(Dataset rows describing interfaces)
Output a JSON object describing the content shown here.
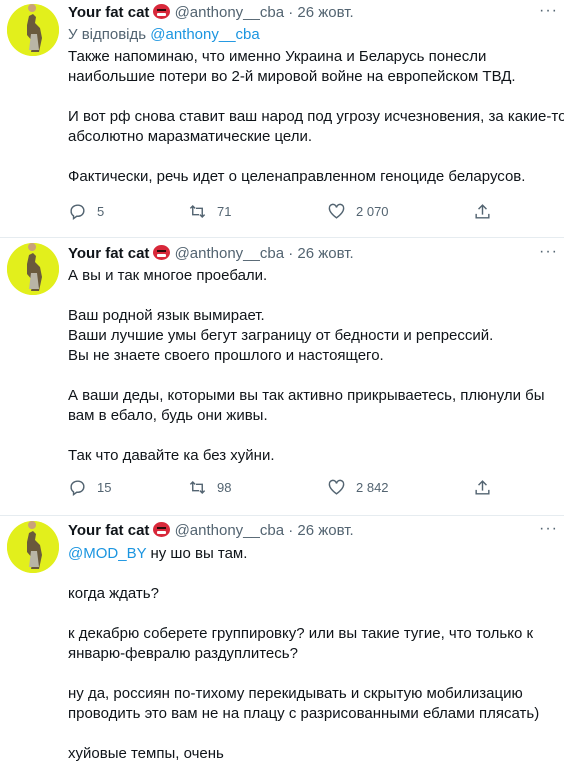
{
  "tweets": [
    {
      "name": "Your fat cat",
      "handle": "@anthony__cba",
      "sep": "·",
      "date": "26 жовт.",
      "reply_prefix": "У відповідь",
      "reply_to": "@anthony__cba",
      "paragraphs": [
        [
          "Также напоминаю, что именно Украина и Беларусь понесли",
          "наибольшие потери во 2-й мировой войне на европейском ТВД."
        ],
        [
          "И вот рф снова ставит ваш народ под угрозу исчезновения, за какие-то",
          "абсолютно маразматические цели."
        ],
        [
          "Фактически, речь идет о целенаправленном геноциде беларусов."
        ]
      ],
      "replies": "5",
      "retweets": "71",
      "likes": "2 070"
    },
    {
      "name": "Your fat cat",
      "handle": "@anthony__cba",
      "sep": "·",
      "date": "26 жовт.",
      "paragraphs": [
        [
          "А вы и так многое проебали."
        ],
        [
          "Ваш родной язык вымирает.",
          "Ваши лучшие умы бегут заграницу от бедности и репрессий.",
          "Вы не знаете своего прошлого и настоящего."
        ],
        [
          "А ваши деды, которыми вы так активно прикрываетесь, плюнули бы",
          "вам в ебало, будь они живы."
        ],
        [
          "Так что давайте ка без хуйни."
        ]
      ],
      "replies": "15",
      "retweets": "98",
      "likes": "2 842"
    },
    {
      "name": "Your fat cat",
      "handle": "@anthony__cba",
      "sep": "·",
      "date": "26 жовт.",
      "mention": "@MOD_BY",
      "first_line_rest": " ну шо вы там.",
      "paragraphs": [
        [
          "когда ждать?"
        ],
        [
          "к декабрю соберете группировку? или вы такие тугие, что только к",
          "январю-февралю раздуплитесь?"
        ],
        [
          "ну да, россиян по-тихому перекидывать и скрытую мобилизацию",
          "проводить это вам не на плацу с разрисованными еблами плясать)"
        ],
        [
          "хуйовые темпы, очень"
        ]
      ]
    }
  ],
  "icons": {
    "reply": "reply-bubble-icon",
    "retweet": "retweet-icon",
    "like": "heart-icon",
    "share": "share-icon",
    "more": "more-dots-icon",
    "emoji": "angry-face-emoji-icon"
  },
  "more_glyph": "···",
  "colors": {
    "link": "#1b95e0",
    "muted": "#536471",
    "avatar_bg": "#e2ef1c"
  }
}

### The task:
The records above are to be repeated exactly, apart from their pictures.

### Exercise answer:
Output a JSON object describing the content shown here.
{
  "tweets": [
    {
      "name": "Your fat cat",
      "handle": "@anthony__cba",
      "sep": "·",
      "date": "26 жовт.",
      "reply_prefix": "У відповідь",
      "reply_to": "@anthony__cba",
      "paragraphs": [
        [
          "Также напоминаю, что именно Украина и Беларусь понесли",
          "наибольшие потери во 2-й мировой войне на европейском ТВД."
        ],
        [
          "И вот рф снова ставит ваш народ под угрозу исчезновения, за какие-то",
          "абсолютно маразматические цели."
        ],
        [
          "Фактически, речь идет о целенаправленном геноциде беларусов."
        ]
      ],
      "replies": "5",
      "retweets": "71",
      "likes": "2 070"
    },
    {
      "name": "Your fat cat",
      "handle": "@anthony__cba",
      "sep": "·",
      "date": "26 жовт.",
      "paragraphs": [
        [
          "А вы и так многое проебали."
        ],
        [
          "Ваш родной язык вымирает.",
          "Ваши лучшие умы бегут заграницу от бедности и репрессий.",
          "Вы не знаете своего прошлого и настоящего."
        ],
        [
          "А ваши деды, которыми вы так активно прикрываетесь, плюнули бы",
          "вам в ебало, будь они живы."
        ],
        [
          "Так что давайте ка без хуйни."
        ]
      ],
      "replies": "15",
      "retweets": "98",
      "likes": "2 842"
    },
    {
      "name": "Your fat cat",
      "handle": "@anthony__cba",
      "sep": "·",
      "date": "26 жовт.",
      "mention": "@MOD_BY",
      "first_line_rest": " ну шо вы там.",
      "paragraphs": [
        [
          "когда ждать?"
        ],
        [
          "к декабрю соберете группировку? или вы такие тугие, что только к",
          "январю-февралю раздуплитесь?"
        ],
        [
          "ну да, россиян по-тихому перекидывать и скрытую мобилизацию",
          "проводить это вам не на плацу с разрисованными еблами плясать)"
        ],
        [
          "хуйовые темпы, очень"
        ]
      ]
    }
  ],
  "icons": {
    "reply": "reply-bubble-icon",
    "retweet": "retweet-icon",
    "like": "heart-icon",
    "share": "share-icon",
    "more": "more-dots-icon",
    "emoji": "angry-face-emoji-icon"
  },
  "more_glyph": "···",
  "colors": {
    "link": "#1b95e0",
    "muted": "#536471",
    "avatar_bg": "#e2ef1c"
  }
}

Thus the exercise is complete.